#### Input:
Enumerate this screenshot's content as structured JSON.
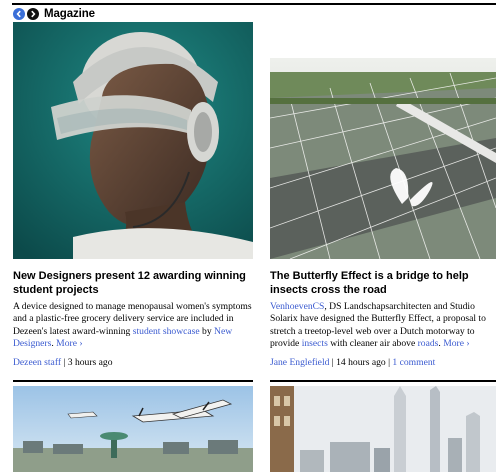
{
  "section": {
    "title": "Magazine",
    "prev_icon": "chevron-left-icon",
    "next_icon": "chevron-right-icon"
  },
  "articles": [
    {
      "title": "New Designers present 12 awarding winning student projects",
      "excerpt": {
        "t1": "A device designed to manage menopausal women's symptoms and a plastic-free grocery delivery service are included in Dezeen's latest award-winning ",
        "l1": "student showcase",
        "t2": " by ",
        "l2": "New Designers",
        "t3": ". ",
        "more": "More ›"
      },
      "author": "Dezeen staff",
      "sep": " | ",
      "time": "3 hours ago"
    },
    {
      "title": "The Butterfly Effect is a bridge to help insects cross the road",
      "excerpt": {
        "l1": "VenhoevenCS",
        "t1": ", DS Landschapsarchitecten and Studio Solarix have designed the Butterfly Effect, a proposal to stretch a treetop-level web over a Dutch motorway to provide ",
        "l2": "insects",
        "t2": " with cleaner air above ",
        "l3": "roads",
        "t3": ". ",
        "more": "More ›"
      },
      "author": "Jane Englefield",
      "sep": " | ",
      "time": "14 hours ago",
      "sep2": " | ",
      "comments": "1 comment"
    }
  ]
}
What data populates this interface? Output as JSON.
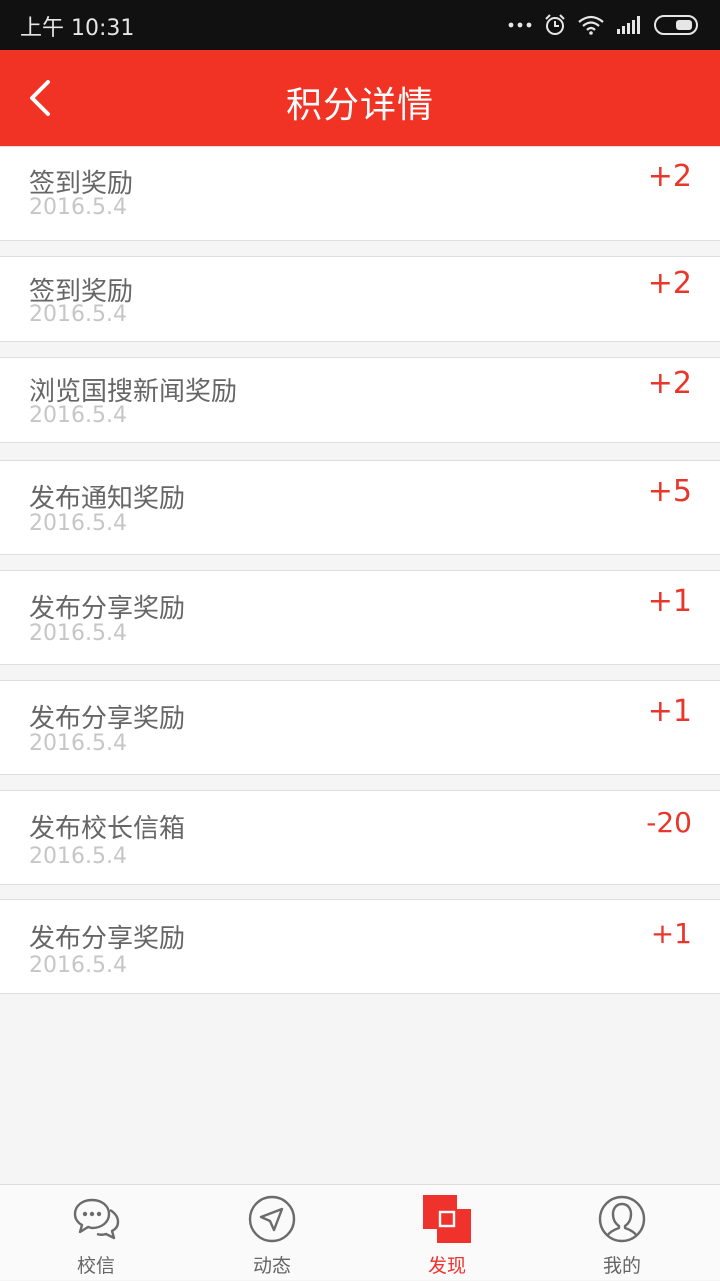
{
  "status_bar": {
    "time": "上午 10:31",
    "icons": [
      "more-dots-icon",
      "alarm-icon",
      "wifi-icon",
      "signal-icon",
      "battery-icon"
    ]
  },
  "header": {
    "title": "积分详情",
    "back_icon": "chevron-left-icon",
    "color": "#f03325"
  },
  "records": [
    {
      "title": "签到奖励",
      "date": "2016.5.4",
      "points": "+2"
    },
    {
      "title": "签到奖励",
      "date": "2016.5.4",
      "points": "+2"
    },
    {
      "title": "浏览国搜新闻奖励",
      "date": "2016.5.4",
      "points": "+2"
    },
    {
      "title": "发布通知奖励",
      "date": "2016.5.4",
      "points": "+5"
    },
    {
      "title": "发布分享奖励",
      "date": "2016.5.4",
      "points": "+1"
    },
    {
      "title": "发布分享奖励",
      "date": "2016.5.4",
      "points": "+1"
    },
    {
      "title": "发布校长信箱",
      "date": "2016.5.4",
      "points": "-20"
    },
    {
      "title": "发布分享奖励",
      "date": "2016.5.4",
      "points": "+1"
    }
  ],
  "tabs": [
    {
      "label": "校信",
      "icon": "chat-bubble-icon",
      "active": false
    },
    {
      "label": "动态",
      "icon": "compass-icon",
      "active": false
    },
    {
      "label": "发现",
      "icon": "discover-squares-icon",
      "active": true
    },
    {
      "label": "我的",
      "icon": "user-profile-icon",
      "active": false
    }
  ],
  "colors": {
    "accent": "#f03325",
    "points": "#e8362b",
    "active_tab": "#f0322d"
  }
}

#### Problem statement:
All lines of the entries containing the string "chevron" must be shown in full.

#### Answer to the exercise:
    "prev_icon": "chevron-left-icon",
    "next_icon": "chevron-right-icon"
    "back_icon": "chevron-left-icon",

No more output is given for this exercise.